Are there really any losers in the Olympics? I’m not sure we could call the 1988 Jamaican bobsled team “world class” but they did qualify and later had a movie made about them. The same year Eddie “The Eagle” Edwards, Great Britain’s “heroic loser” finishing last in the seventy and ninety-meter ski jumps but also had a movie made about his efforts. How can “losing” be important enough to have a movie made about it? More to the point I ask “Is Carrie Walsh a loser for not winning the gold in 2016…after two golds in previous Olympics?” The same could be asked about Gabby Douglas, who won an individual gold in 2012 but didn’t in 2016. I think the answer is no…and would add all the non-medal finishers to my list, BUT NO THEY DON’T GET TROPHIES FOR PARTICIPATING.

I am proud of what the United States has done and the legends we have been made but I am also proud of the losers too.

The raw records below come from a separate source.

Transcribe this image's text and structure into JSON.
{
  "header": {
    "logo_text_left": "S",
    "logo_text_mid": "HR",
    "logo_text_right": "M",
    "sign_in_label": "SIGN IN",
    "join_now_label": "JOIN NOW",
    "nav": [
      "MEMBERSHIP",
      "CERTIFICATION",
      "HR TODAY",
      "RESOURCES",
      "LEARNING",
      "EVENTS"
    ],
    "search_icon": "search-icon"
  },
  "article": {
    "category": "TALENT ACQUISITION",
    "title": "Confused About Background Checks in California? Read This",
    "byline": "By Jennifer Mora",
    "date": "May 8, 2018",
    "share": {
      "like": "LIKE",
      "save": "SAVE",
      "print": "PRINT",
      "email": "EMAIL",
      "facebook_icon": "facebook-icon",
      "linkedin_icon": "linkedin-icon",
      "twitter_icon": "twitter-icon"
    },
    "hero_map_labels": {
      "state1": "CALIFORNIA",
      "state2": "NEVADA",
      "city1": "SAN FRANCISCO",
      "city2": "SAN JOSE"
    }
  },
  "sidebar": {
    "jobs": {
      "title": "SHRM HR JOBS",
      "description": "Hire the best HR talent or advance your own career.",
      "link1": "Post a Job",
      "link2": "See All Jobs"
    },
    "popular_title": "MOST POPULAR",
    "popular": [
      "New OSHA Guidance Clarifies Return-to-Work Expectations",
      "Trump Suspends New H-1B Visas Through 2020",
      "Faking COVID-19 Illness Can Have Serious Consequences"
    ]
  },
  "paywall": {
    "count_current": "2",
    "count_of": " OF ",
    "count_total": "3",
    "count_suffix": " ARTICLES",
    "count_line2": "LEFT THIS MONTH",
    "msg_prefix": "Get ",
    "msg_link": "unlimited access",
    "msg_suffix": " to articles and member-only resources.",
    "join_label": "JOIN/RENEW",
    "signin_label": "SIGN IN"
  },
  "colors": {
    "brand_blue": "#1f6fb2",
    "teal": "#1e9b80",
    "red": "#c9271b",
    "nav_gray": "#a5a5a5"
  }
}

To make the Olympics is a major accomplishment and all of the athletes deserve our heart-felt applause if they display the “Spirit of the Olympics.” Despite the comments of a certain US soccer goalie and the failure of an Egyptian to shake an Israeli’s hand, most participants have kept their “humility” in both victory and in defeat despite the inappropriate saying “Show me a good loser and I’ll show you a loser.” Show me a good loser and I’ll show you an Olympian.

For more of Don Miller’s unique outlook on life please click on the following link to purchase a book, view links to his blog or just to follow. Thank you. https://www.amazon.com/Don-Miller/e/B018IT38GM